talked about drag exhibits within the record of entities that will be regulated
and criminalized, however later all mentions of drag exhibits and performers
had been eliminated. Kern would acknowledge, nonetheless, that the intent would
stay the identical, persevering with to reference drag performers when explaining the aim of the payments to fellow lawmakers. 

Senate Invoice 1698
by Sen. Justine Wadsack, R-Tucson, which might pressure any grownup to
register as a intercourse offender if they permit a minor to view and even be in
the identical constructing as a sexually express efficiency, in addition to punish
them with a category 4 felony, was vetoed as effectively. 

Legislative attorneys expressed their
considerations to lawmakers over the obscure language within the invoice and the way it
might criminalize adults who had been unaware of a sexually express
efficiency occurring elsewhere in a constructing. If the kid is youthful
than 15, the penalty would have carried a 10-year jail sentence. 

Very like with Kern’s payments, drag
exhibits had been included within the unique draft of the invoice however had been dropped
after backlash over the broad definition and considerations it might loop in
dance lecturers. 

State legislation already prohibits taking minors into adult-oriented companies like porn retailers or strip golf equipment, punishes exposing them to dangerous supplies with a category 4 felony and classifies an act of public sexual indecency within the presence of a minor as a category 5 felony.

After the invoice was amended,
Republicans started framing it as a proposal to guard kids, stating
that eradicating the reference to tug exhibits meant it now not singled out the LGBTQ+ group. 

The one vetoed invoice that stored drag exhibits in its definitions was Senate Invoice 1026 by Fountain Hills Republican John Kavanagh. 

Kavanagh’s invoice threatened college
funding by prohibiting organizations that obtain state tax {dollars} from
internet hosting a drag present to entertain individuals below 18 — or else forgo
spending or receiving state funds for 3 years. 

Kavanagh beforehand advised the Mirror that he drafted SB1026 after watching tv stories of drag exhibits wherein intercourse acts had been simulated.  

Kavanagh’s invoice defines a drag present
as a efficiency by a number of individuals who costume in clothes or put on
make-up reverse of the performer’s organic intercourse to “exaggerate gender
signifiers and roles” and sing, dance or act.
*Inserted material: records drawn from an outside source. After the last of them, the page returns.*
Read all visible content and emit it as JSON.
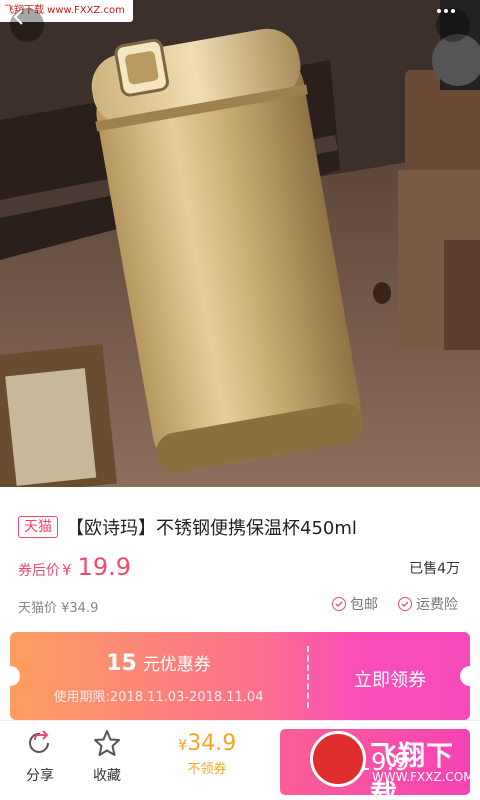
{
  "watermark": {
    "top": "飞翔下载 www.FXXZ.com",
    "brand": "飞翔下载",
    "url": "WWW.FXXZ.COM"
  },
  "hero": {
    "back_icon": "chevron-left-icon",
    "more_icon": "more-dots-icon"
  },
  "product": {
    "platform_tag": "天猫",
    "title": "【欧诗玛】不锈钢便携保温杯450ml",
    "price_label": "券后价",
    "currency": "¥",
    "coupon_price": "19.9",
    "sold": "已售4万",
    "original_price": "天猫价 ¥34.9",
    "services": [
      "包邮",
      "运费险"
    ]
  },
  "coupon": {
    "amount": "15",
    "amount_text": "元优惠券",
    "period": "使用期限:2018.11.03-2018.11.04",
    "claim_label": "立即领券"
  },
  "bottom_bar": {
    "share_label": "分享",
    "favorite_label": "收藏",
    "price_currency": "¥",
    "price_value": "34.9",
    "no_coupon_label": "不领券",
    "buy_label": "¥19.9"
  },
  "colors": {
    "accent": "#f24b6a",
    "coupon_start": "#fd9f5f",
    "coupon_end": "#f74aba",
    "orange": "#f7a623"
  }
}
The lawmaker in interviews
and debates dismissed considerations that his definition is broad sufficient to
embody soccer gamers who costume up as cheerleaders for pep rallies or
satirical college Shakespeare performs. 

His invoice didn’t particularly tackle sexually express content material. 

Hobbs had already vowed to reject any anti-LGBTQ measures that made it to the Ninth Ground and her veto letter continued to make that place clear. 

“I’ve made it abundantly clear that
I’m dedicated to constructing an Arizona for everybody and won’t help
any laws that makes an attempt to marginalize our fellow Arizonans,”
Hobbs mentioned, ending her letter.